The New York Times double covers the Maastricht art fair, TEFAF, with Carol Vogel and Souren Melikian. Vogel adds a few sales to the register:
a 1671 oil-on-panel view of Haarlem by the Dutch master Gerrit Berckheyde, priced at $6.3 million; and a 1937 Picasso drawing of Dora Maar marked at $2.5 million.
She also tells this nice tale of discovery:
Jack Kilgore, another Manhattan dealer, bought “Emperor Commodus as Hercules,” a painting on oak panel from 1588-89, in December at a small European auction, where it was cataloged as only 18th-century Flemish school. Examining the meticulous brushwork, he had a hunch it was by Rubens, who had painted a series of Roman emperors, one of which was missing. Research, including consultations with various scholars, confirmed that this was it. (And the fair’s vetting committee agreed.) A collector then snapped up the painting for $1.25 million on Thursday afternoon, but Mr. Kilgore declined to identify him. “I could have sold it three times,” he said.
Despite these exciting sales and the star quality Old Master works on offer, Souren Melikian declares everything before the Modern era dead:
Professionals respond to the shift of public mood. Some leading dealers in Impressionist and Modern art who take part in the Maastricht Fair have all but eliminated Impressionism, seen as too soft and dreamy. It is virtually absent from the display of the Hopkins-Custot gallery, now focused on the 20th century. The same is true of Jacques de la Béraudière of Geneva.
At the Galerie Berès, long renowned for its sophisticated works by avant-garde artists of the late 19th century, the change of direction is startling. The second half of the 20th century reigns supreme, from Simon Hantaï to Jean-René Bazaine represented by a small abstract gem of 1956.

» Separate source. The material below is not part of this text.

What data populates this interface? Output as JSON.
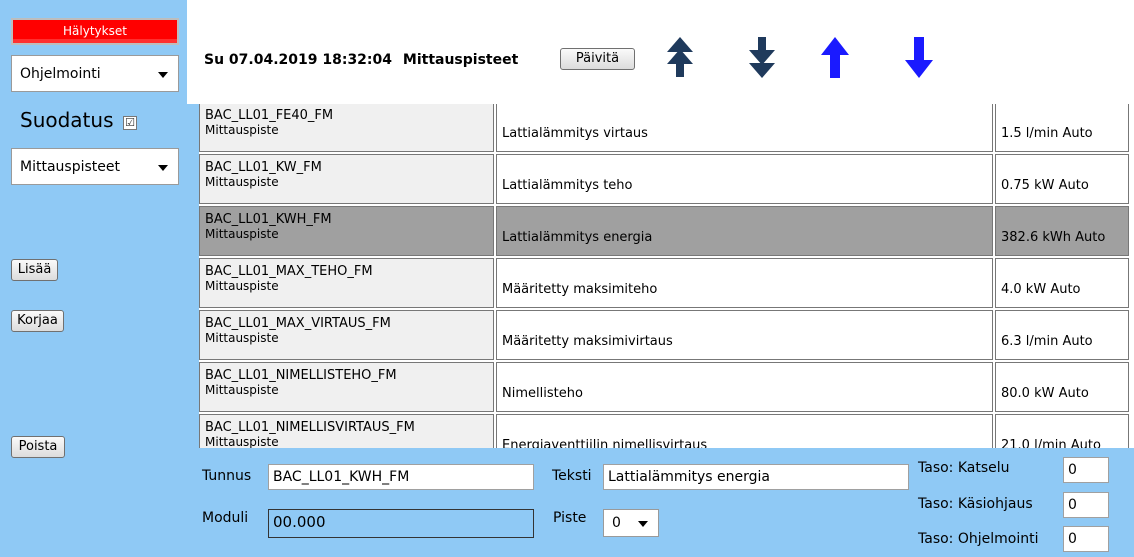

At Masstricht Fair, A Rembrandt and a Red Shoe (New York Times)
At Masstricht, The Great Art is Getting Scarcer (IHT/New York Times)